27 of 27 people found the following review helpful
Hilarious fun in a small English village,
This review is from: Miss Mapp (Paperback)
Miss Mapp rules the tiny English village of Tilling- that is she rules those who matter. It is a tiny circle of people who have enough class to rate her attention - but she manipulates and lauds over them with machiavellian schemes, and intelligent surmises - and she is intelligent.
Benson has written a village with a range of gorgeous characters - from Diva who is Miss Mapp's great rival, to Irene the local artist who keeps embarrassing Miss Mapp with her prosaic pronouncements. Then there is the local Vicar who talks in a combination of Shakespearian English and Burnsian dialect. There is also Mrs Poppit who is an up and coming social climber (hardly worthy of Miss Mapp's notice) and the novel begins with Miss Mapps machinations to the Poppitt Bridge party.

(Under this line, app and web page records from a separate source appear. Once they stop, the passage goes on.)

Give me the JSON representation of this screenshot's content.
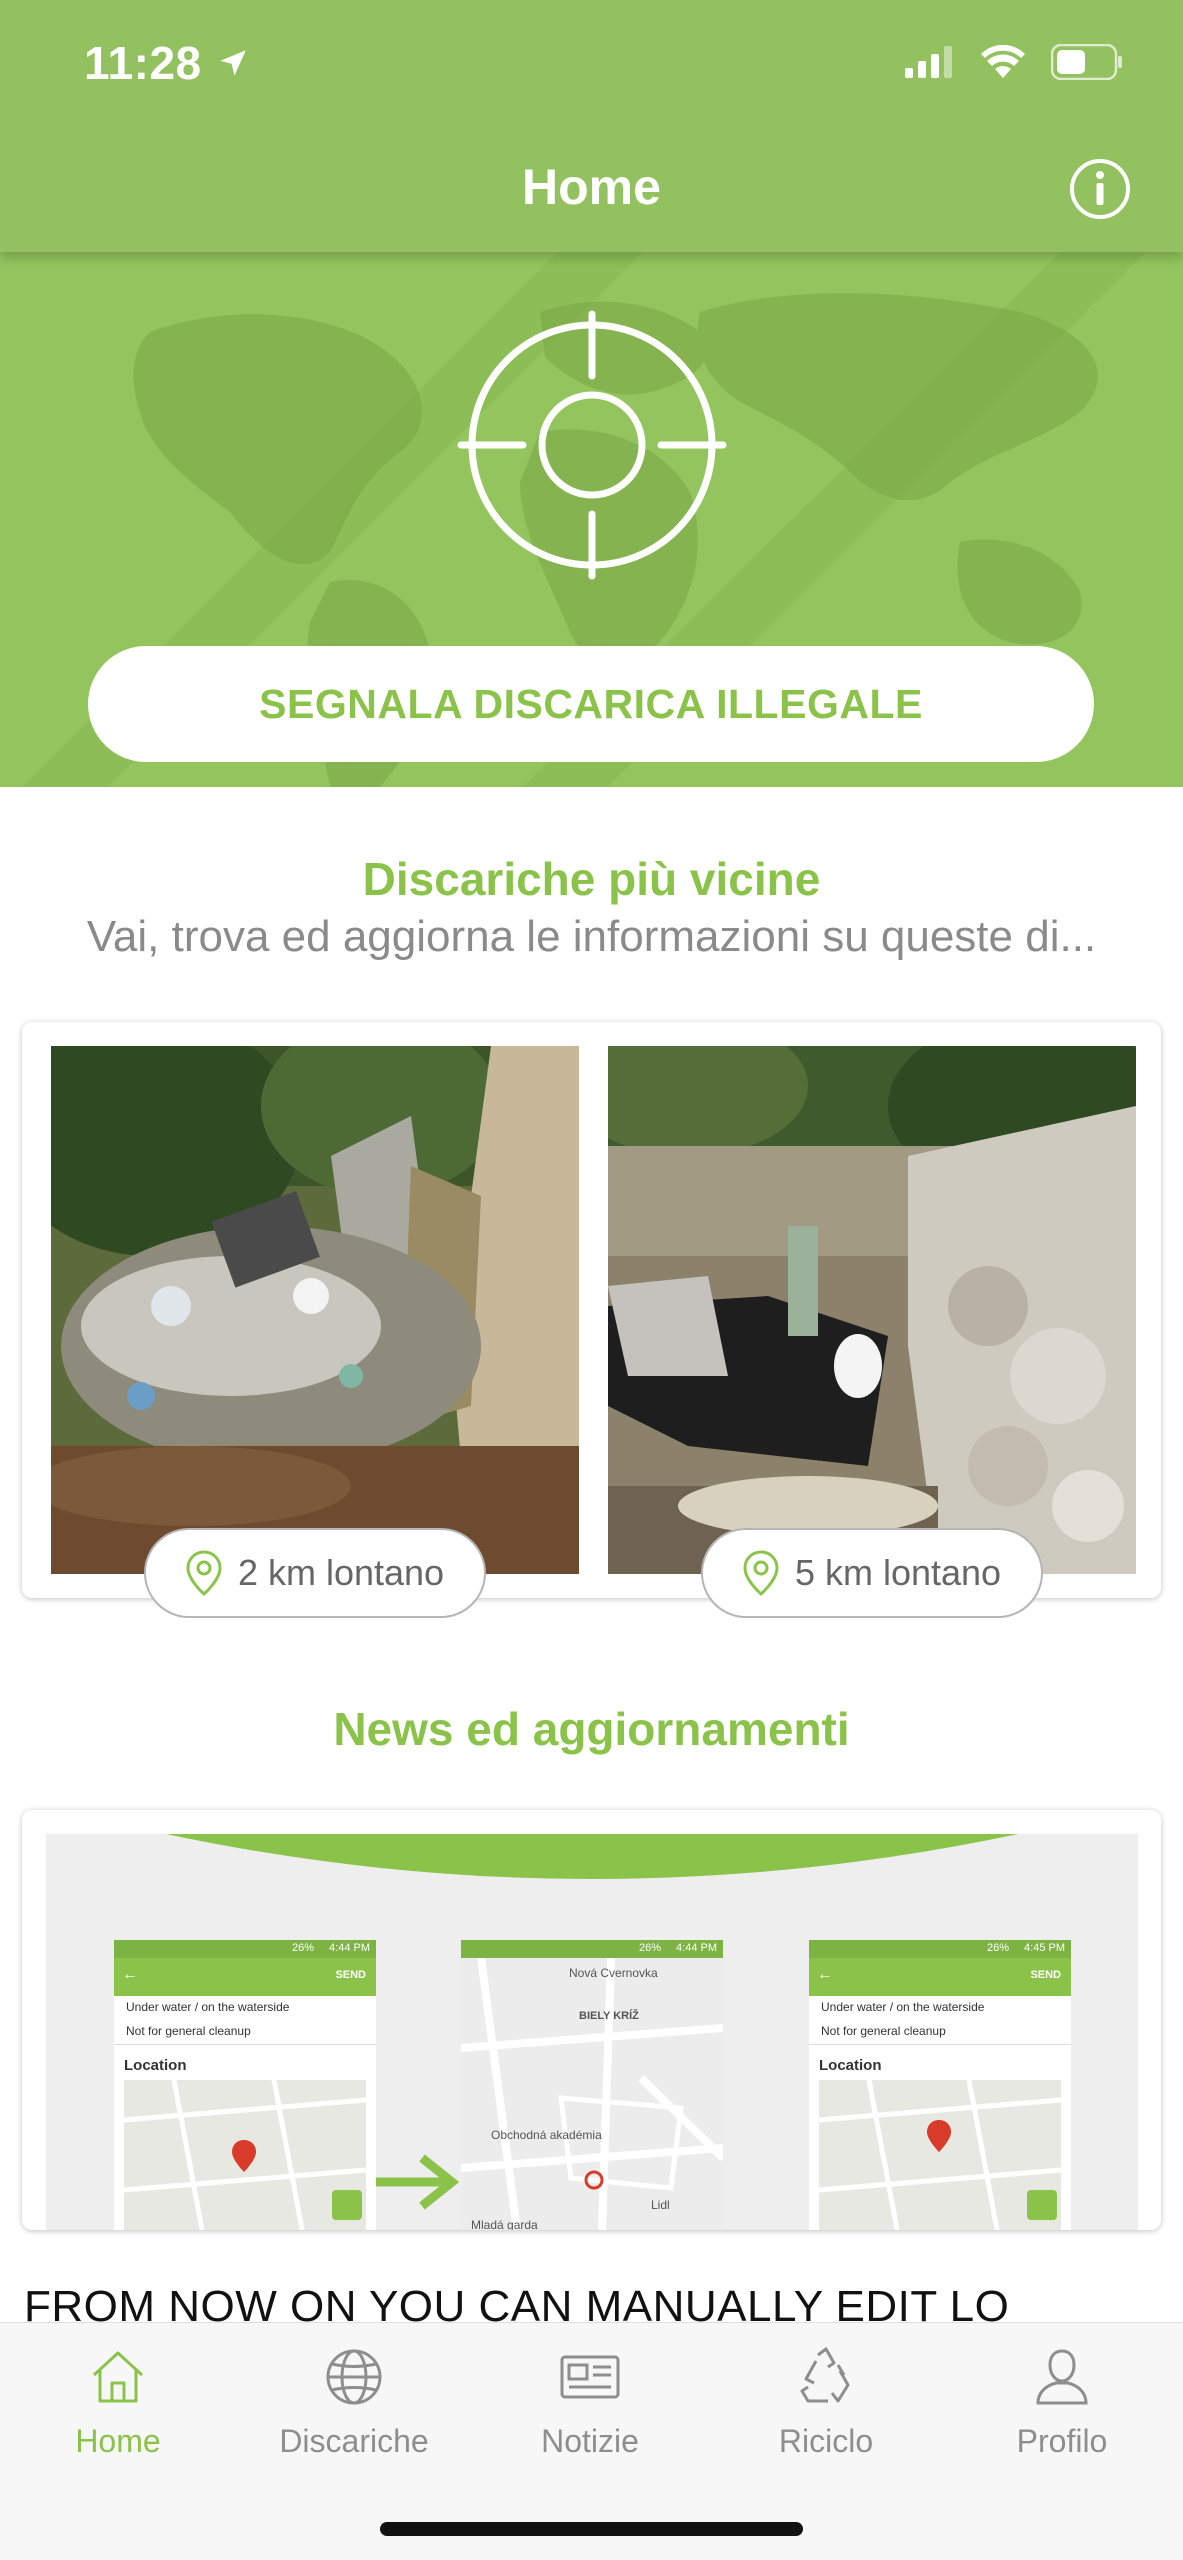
{
  "status_bar": {
    "time": "11:28"
  },
  "header": {
    "title": "Home"
  },
  "hero": {
    "report_button": "SEGNALA DISCARICA ILLEGALE"
  },
  "nearby": {
    "title": "Discariche più vicine",
    "subtitle": "Vai, trova ed aggiorna le informazioni su queste di...",
    "items": [
      {
        "distance": "2 km lontano"
      },
      {
        "distance": "5 km lontano"
      }
    ]
  },
  "news": {
    "title": "News ed aggiornamenti",
    "headline": "FROM NOW ON YOU CAN MANUALLY EDIT LO",
    "screens": [
      {
        "time": "4:44 PM",
        "battery": "26%",
        "action": "SEND",
        "row1": "Under water / on the waterside",
        "row2": "Not for general cleanup",
        "section": "Location"
      },
      {
        "time": "4:44 PM",
        "battery": "26%",
        "places": [
          "Nová Cvernovka",
          "BIELY KRÍŽ",
          "Obchodná akadémia",
          "Mladá garda",
          "Lidl"
        ]
      },
      {
        "time": "4:45 PM",
        "battery": "26%",
        "action": "SEND",
        "row1": "Under water / on the waterside",
        "row2": "Not for general cleanup",
        "section": "Location"
      }
    ]
  },
  "tabs": [
    {
      "label": "Home",
      "icon": "home-icon",
      "active": true
    },
    {
      "label": "Discariche",
      "icon": "globe-icon",
      "active": false
    },
    {
      "label": "Notizie",
      "icon": "newspaper-icon",
      "active": false
    },
    {
      "label": "Riciclo",
      "icon": "recycle-icon",
      "active": false
    },
    {
      "label": "Profilo",
      "icon": "user-icon",
      "active": false
    }
  ],
  "colors": {
    "brand": "#93c160",
    "accent": "#8bc34a",
    "muted": "#8a8a8a"
  }
}
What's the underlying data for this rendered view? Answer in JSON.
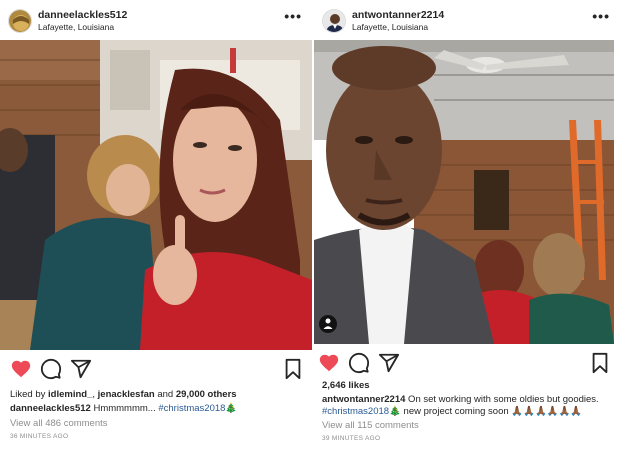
{
  "left_post": {
    "username": "danneelackles512",
    "location": "Lafayette, Louisiana",
    "more_label": "•••",
    "photo_icon": "group-selfie-photo",
    "liked_by_prefix": "Liked by ",
    "liked_by_user1": "idlemind_",
    "liked_by_sep": ", ",
    "liked_by_user2": "jenacklesfan",
    "liked_by_and": " and ",
    "liked_by_others": "29,000 others",
    "caption_user": "danneelackles512",
    "caption_text": " Hmmmmmm... ",
    "caption_tag": "#christmas2018",
    "caption_emoji": "🎄",
    "comments": "View all 486 comments",
    "time": "36 MINUTES AGO"
  },
  "right_post": {
    "username": "antwontanner2214",
    "location": "Lafayette, Louisiana",
    "more_label": "•••",
    "photo_icon": "selfie-photo",
    "likes": "2,646 likes",
    "caption_user": "antwontanner2214",
    "caption_text": " On set working with some oldies but goodies.",
    "caption_tag": "#christmas2018",
    "caption_emoji": "🎄",
    "caption_text2": " new project coming soon ",
    "caption_emoji2": "🙏🏾🙏🏾🙏🏾🙏🏾🙏🏾🙏🏾",
    "comments": "View all 115 comments",
    "time": "39 MINUTES AGO"
  },
  "colors": {
    "heart": "#ed4956",
    "link_blue": "#2a5a94",
    "muted": "#8e8e8e"
  }
}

Village life you see seems to run around Bridge parties. In this petty world of card games there is a great deal of opportunity to expose one another's weaknesses and Miss Mapp, in order to be the center of village life in Tilling finds no object too petty to exploit. This is a novel of small things made into huge issues because of the smallness of the village. There is Miss Mapps constant running battle to dress better than Diva, the competition over Mr Wyse's attentions (with his supposed comtessa sister), and the ever pressing desire to be the First To Know all the gossip in town.
The physical descriptions both through the characters minds and from Benson's pen are wonderful for instance Diva is always depicted as whirling around the place - her legs circling. Mrs Poppit is ever present in a huge and weighty sable coat.

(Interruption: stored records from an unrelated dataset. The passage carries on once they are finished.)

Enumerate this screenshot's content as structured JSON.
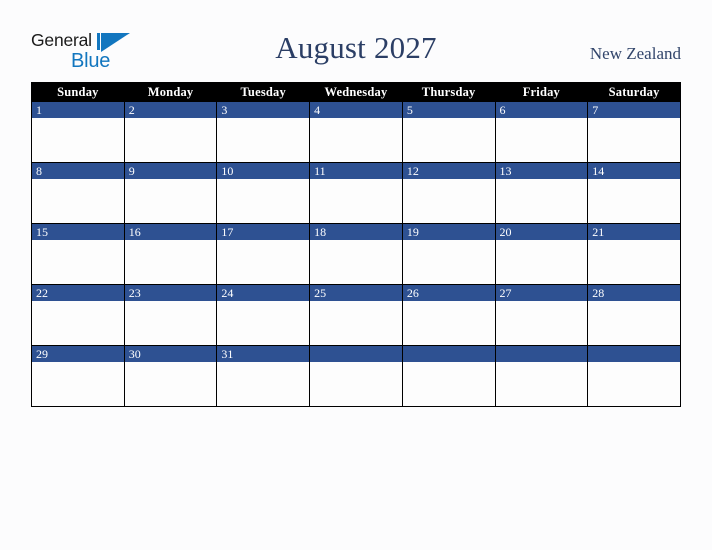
{
  "logo": {
    "word_general": "General",
    "word_blue": "Blue",
    "brand_black": "#1b1b1b",
    "brand_blue": "#1276bf"
  },
  "header": {
    "title": "August 2027",
    "country": "New Zealand",
    "title_color": "#2b3e65"
  },
  "calendar": {
    "accent_color": "#2e5192",
    "header_background": "#000000",
    "weekday_headers": [
      "Sunday",
      "Monday",
      "Tuesday",
      "Wednesday",
      "Thursday",
      "Friday",
      "Saturday"
    ],
    "weeks": [
      [
        {
          "day": "1"
        },
        {
          "day": "2"
        },
        {
          "day": "3"
        },
        {
          "day": "4"
        },
        {
          "day": "5"
        },
        {
          "day": "6"
        },
        {
          "day": "7"
        }
      ],
      [
        {
          "day": "8"
        },
        {
          "day": "9"
        },
        {
          "day": "10"
        },
        {
          "day": "11"
        },
        {
          "day": "12"
        },
        {
          "day": "13"
        },
        {
          "day": "14"
        }
      ],
      [
        {
          "day": "15"
        },
        {
          "day": "16"
        },
        {
          "day": "17"
        },
        {
          "day": "18"
        },
        {
          "day": "19"
        },
        {
          "day": "20"
        },
        {
          "day": "21"
        }
      ],
      [
        {
          "day": "22"
        },
        {
          "day": "23"
        },
        {
          "day": "24"
        },
        {
          "day": "25"
        },
        {
          "day": "26"
        },
        {
          "day": "27"
        },
        {
          "day": "28"
        }
      ],
      [
        {
          "day": "29"
        },
        {
          "day": "30"
        },
        {
          "day": "31"
        },
        {
          "day": ""
        },
        {
          "day": ""
        },
        {
          "day": ""
        },
        {
          "day": ""
        }
      ]
    ]
  }
}
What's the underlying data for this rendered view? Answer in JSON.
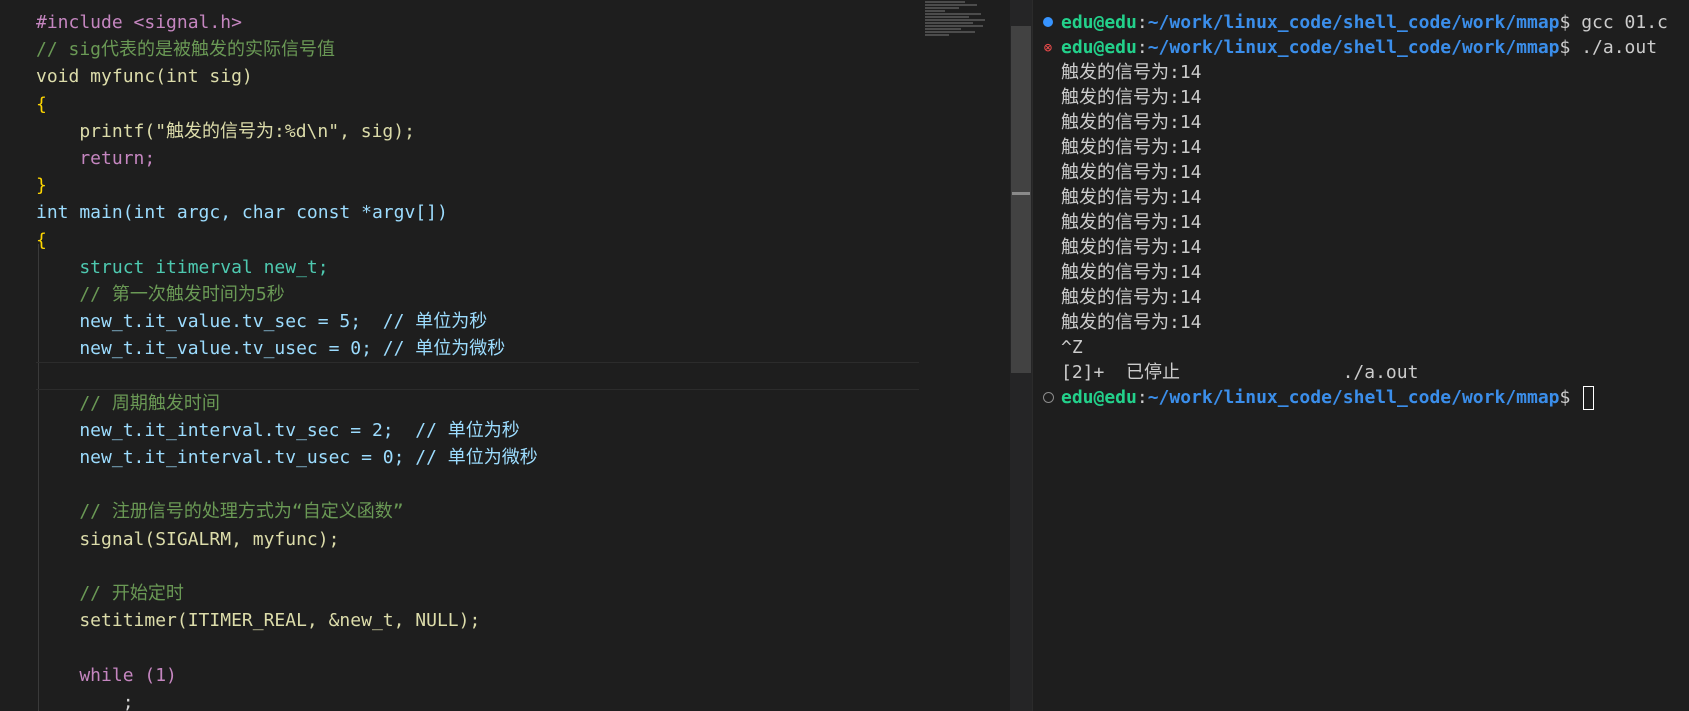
{
  "editor": {
    "code_lines": [
      "#include <signal.h>",
      "// sig代表的是被触发的实际信号值",
      "void myfunc(int sig)",
      "{",
      "    printf(\"触发的信号为:%d\\n\", sig);",
      "    return;",
      "}",
      "int main(int argc, char const *argv[])",
      "{",
      "    struct itimerval new_t;",
      "    // 第一次触发时间为5秒",
      "    new_t.it_value.tv_sec = 5;  // 单位为秒",
      "    new_t.it_value.tv_usec = 0; // 单位为微秒",
      "",
      "    // 周期触发时间",
      "    new_t.it_interval.tv_sec = 2;  // 单位为秒",
      "    new_t.it_interval.tv_usec = 0; // 单位为微秒",
      "",
      "    // 注册信号的处理方式为“自定义函数”",
      "    signal(SIGALRM, myfunc);",
      "",
      "    // 开始定时",
      "    setitimer(ITIMER_REAL, &new_t, NULL);",
      "",
      "    while (1)",
      "        ;"
    ]
  },
  "terminal": {
    "prompt_user": "edu@edu",
    "prompt_path": "~/work/linux_code/shell_code/work/mmap",
    "prompt_symbol": "$",
    "commands": [
      " gcc 01.c",
      " ./a.out"
    ],
    "output_lines": [
      "触发的信号为:14",
      "触发的信号为:14",
      "触发的信号为:14",
      "触发的信号为:14",
      "触发的信号为:14",
      "触发的信号为:14",
      "触发的信号为:14",
      "触发的信号为:14",
      "触发的信号为:14",
      "触发的信号为:14",
      "触发的信号为:14",
      "^Z",
      "[2]+  已停止               ./a.out"
    ],
    "status_colors": {
      "success": "#3794ff",
      "error": "#f14c4c",
      "idle": "#8b8b8b"
    }
  }
}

This is a wonderful book, and beautifully written. Benson seems to me to be very influenced by Austen - there is the small and claustrophobic atmosphere of village life - the characters (Miss Mapp seems so like Mrs Norris of Austen's 'Mansfield Park') to me - and then there are the odd Austen Names (in this case the Coles feature strongly as a family that is not quite up to snuff - just as the Coles are in 'Emma'). If nothing else Benson writes of English village life in the 1920's with the same Ironic pen as Austen did of village life in the early nineteenth century.

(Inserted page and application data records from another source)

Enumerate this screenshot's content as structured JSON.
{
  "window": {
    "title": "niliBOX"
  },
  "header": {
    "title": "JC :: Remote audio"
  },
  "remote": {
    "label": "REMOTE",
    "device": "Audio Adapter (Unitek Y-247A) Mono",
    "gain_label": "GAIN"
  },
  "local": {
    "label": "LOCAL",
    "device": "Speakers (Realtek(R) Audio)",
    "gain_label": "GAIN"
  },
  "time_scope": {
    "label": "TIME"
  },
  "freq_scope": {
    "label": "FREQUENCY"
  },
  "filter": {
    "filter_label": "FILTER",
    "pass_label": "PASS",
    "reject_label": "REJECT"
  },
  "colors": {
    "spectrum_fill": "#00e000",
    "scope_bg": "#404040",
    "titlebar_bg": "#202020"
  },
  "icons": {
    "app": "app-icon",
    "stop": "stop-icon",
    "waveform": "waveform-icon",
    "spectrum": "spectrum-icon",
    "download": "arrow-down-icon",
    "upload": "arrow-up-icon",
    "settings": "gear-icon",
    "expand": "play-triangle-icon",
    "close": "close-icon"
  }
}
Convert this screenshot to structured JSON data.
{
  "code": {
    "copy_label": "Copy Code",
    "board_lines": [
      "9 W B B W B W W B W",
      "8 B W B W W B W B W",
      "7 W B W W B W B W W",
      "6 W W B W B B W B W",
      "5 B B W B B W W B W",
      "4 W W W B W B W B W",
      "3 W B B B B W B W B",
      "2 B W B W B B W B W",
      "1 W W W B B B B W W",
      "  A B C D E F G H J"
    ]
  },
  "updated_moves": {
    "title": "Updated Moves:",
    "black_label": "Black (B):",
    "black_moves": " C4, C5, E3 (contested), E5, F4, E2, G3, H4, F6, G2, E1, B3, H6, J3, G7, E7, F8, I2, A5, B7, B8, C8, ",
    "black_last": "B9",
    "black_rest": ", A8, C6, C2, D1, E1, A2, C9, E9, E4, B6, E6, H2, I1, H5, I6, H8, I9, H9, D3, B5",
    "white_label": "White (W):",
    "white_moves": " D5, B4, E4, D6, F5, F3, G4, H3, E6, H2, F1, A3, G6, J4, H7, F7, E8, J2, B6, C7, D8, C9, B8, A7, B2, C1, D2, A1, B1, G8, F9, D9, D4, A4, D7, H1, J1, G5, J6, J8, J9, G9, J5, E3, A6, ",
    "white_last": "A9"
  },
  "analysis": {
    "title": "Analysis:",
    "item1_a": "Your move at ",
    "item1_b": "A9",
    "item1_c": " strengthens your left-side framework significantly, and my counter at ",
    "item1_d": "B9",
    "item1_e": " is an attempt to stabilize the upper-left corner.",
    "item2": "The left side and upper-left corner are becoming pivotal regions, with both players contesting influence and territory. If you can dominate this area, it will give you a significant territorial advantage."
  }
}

Highly recommended if you want a couple of days of laughter.